* _Directions_:
Copy out each line of the material in which the word "text" can be found.
=====
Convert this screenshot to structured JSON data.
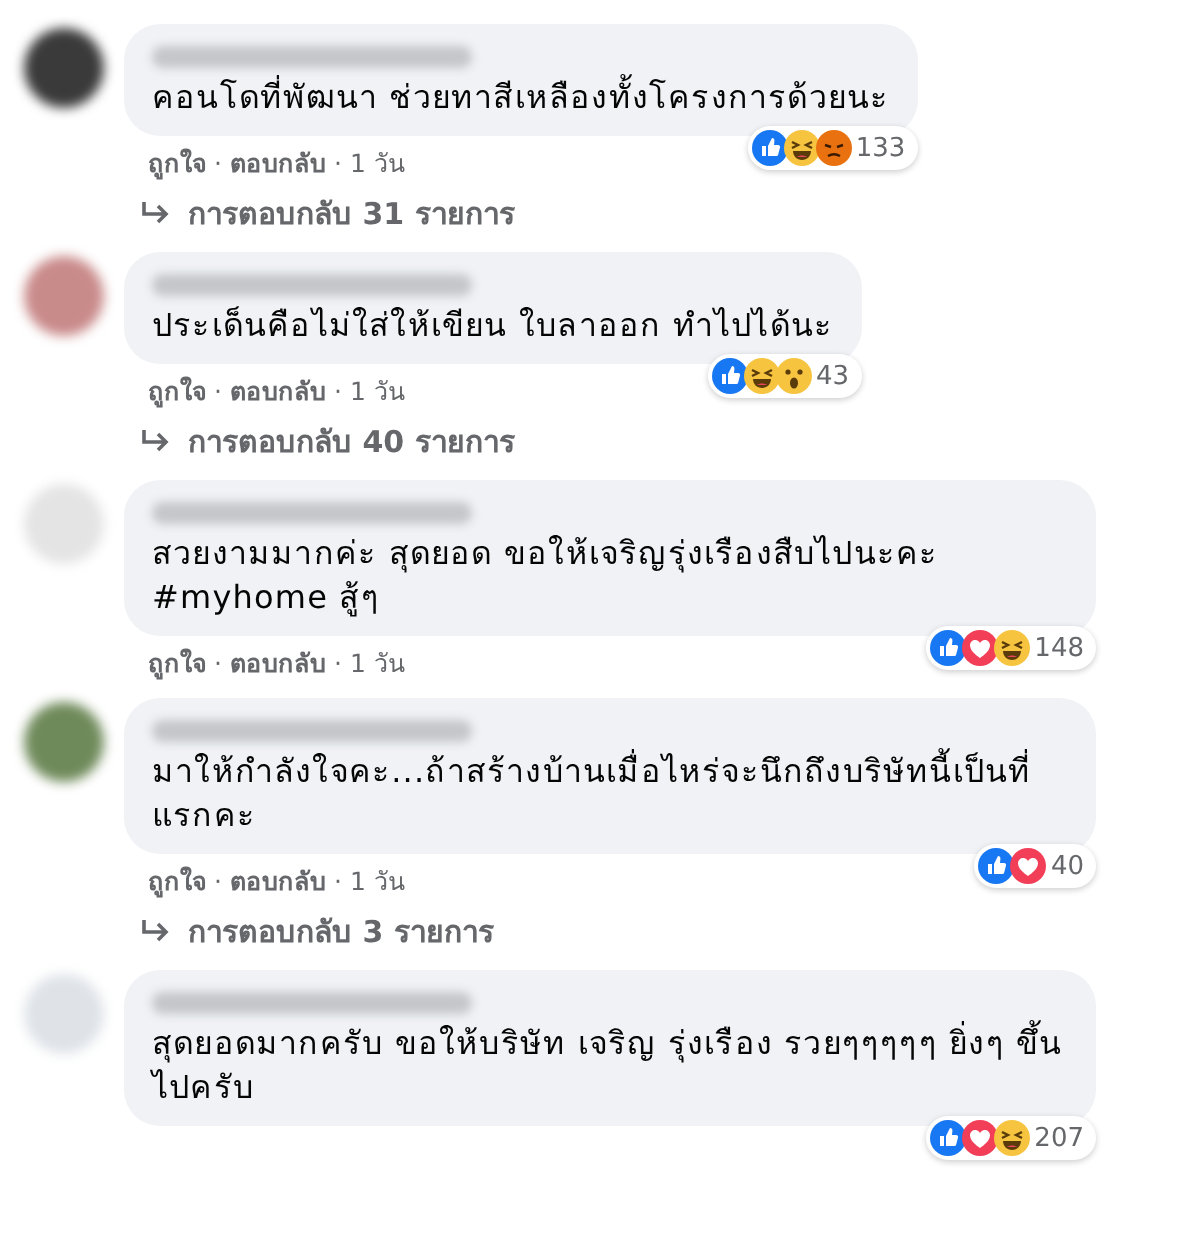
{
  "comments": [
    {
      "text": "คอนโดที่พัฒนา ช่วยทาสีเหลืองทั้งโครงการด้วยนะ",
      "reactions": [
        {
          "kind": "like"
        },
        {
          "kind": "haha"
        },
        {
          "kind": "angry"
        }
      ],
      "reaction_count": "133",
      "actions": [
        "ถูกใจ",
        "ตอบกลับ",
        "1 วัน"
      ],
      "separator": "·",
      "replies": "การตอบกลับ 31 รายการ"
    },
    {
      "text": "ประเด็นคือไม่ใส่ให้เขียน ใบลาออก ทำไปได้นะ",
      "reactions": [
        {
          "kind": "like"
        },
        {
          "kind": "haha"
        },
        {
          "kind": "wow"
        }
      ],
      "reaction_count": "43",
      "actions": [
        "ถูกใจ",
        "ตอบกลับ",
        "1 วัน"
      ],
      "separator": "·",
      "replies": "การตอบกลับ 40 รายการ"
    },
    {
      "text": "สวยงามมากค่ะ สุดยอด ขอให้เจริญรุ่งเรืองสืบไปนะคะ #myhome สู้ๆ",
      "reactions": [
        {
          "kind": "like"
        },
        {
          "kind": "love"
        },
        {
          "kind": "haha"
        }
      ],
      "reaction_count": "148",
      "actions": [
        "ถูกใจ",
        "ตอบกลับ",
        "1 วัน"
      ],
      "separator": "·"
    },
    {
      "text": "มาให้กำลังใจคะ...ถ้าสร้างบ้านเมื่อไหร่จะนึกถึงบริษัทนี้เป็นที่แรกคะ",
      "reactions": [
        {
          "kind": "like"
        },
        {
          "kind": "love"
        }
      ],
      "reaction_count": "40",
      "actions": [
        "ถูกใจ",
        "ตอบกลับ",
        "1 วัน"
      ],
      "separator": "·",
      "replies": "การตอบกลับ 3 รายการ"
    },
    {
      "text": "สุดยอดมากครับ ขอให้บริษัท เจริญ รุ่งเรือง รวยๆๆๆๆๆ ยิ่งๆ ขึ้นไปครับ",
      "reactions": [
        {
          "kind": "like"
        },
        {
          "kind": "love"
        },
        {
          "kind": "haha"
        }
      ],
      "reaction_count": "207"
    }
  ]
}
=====
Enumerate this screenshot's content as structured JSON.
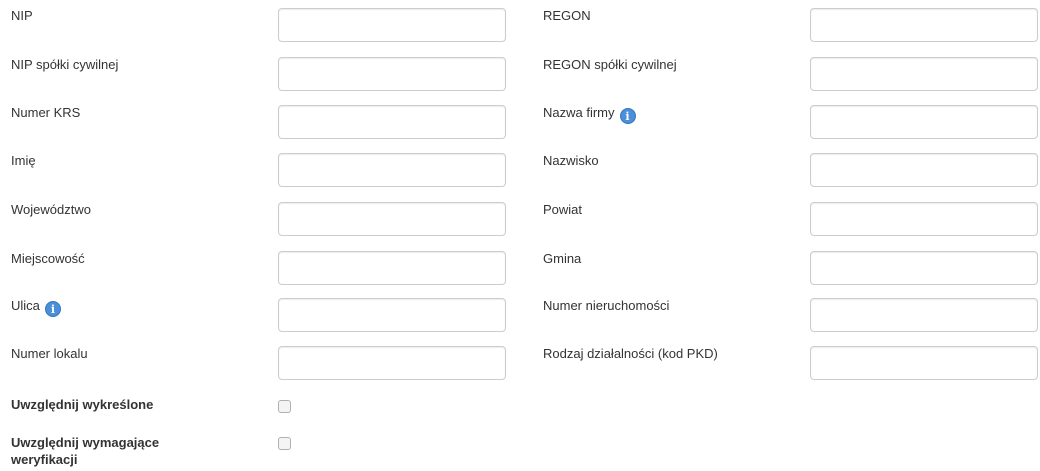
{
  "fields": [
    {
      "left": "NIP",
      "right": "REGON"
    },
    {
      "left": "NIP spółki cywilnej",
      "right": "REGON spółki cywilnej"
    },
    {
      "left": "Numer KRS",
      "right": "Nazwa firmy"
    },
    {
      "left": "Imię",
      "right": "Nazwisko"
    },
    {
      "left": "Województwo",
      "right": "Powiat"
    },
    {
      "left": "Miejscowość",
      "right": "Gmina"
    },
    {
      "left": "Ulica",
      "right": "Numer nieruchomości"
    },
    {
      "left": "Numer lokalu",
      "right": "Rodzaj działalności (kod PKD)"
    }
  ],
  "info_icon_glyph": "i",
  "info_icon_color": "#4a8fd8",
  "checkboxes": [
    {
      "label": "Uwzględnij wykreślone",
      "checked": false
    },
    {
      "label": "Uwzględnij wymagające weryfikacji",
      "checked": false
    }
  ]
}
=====
* _Solution to this problem_:
      "text": "คอนโดที่พัฒนา ช่วยทาสีเหลืองทั้งโครงการด้วยนะ",
      "text": "ประเด็นคือไม่ใส่ให้เขียน ใบลาออก ทำไปได้นะ",
      "text": "สวยงามมากค่ะ สุดยอด ขอให้เจริญรุ่งเรืองสืบไปนะคะ #myhome สู้ๆ",
      "text": "มาให้กำลังใจคะ...ถ้าสร้างบ้านเมื่อไหร่จะนึกถึงบริษัทนี้เป็นที่แรกคะ",
      "text": "สุดยอดมากครับ ขอให้บริษัท เจริญ รุ่งเรือง รวยๆๆๆๆๆ ยิ่งๆ ขึ้นไปครับ",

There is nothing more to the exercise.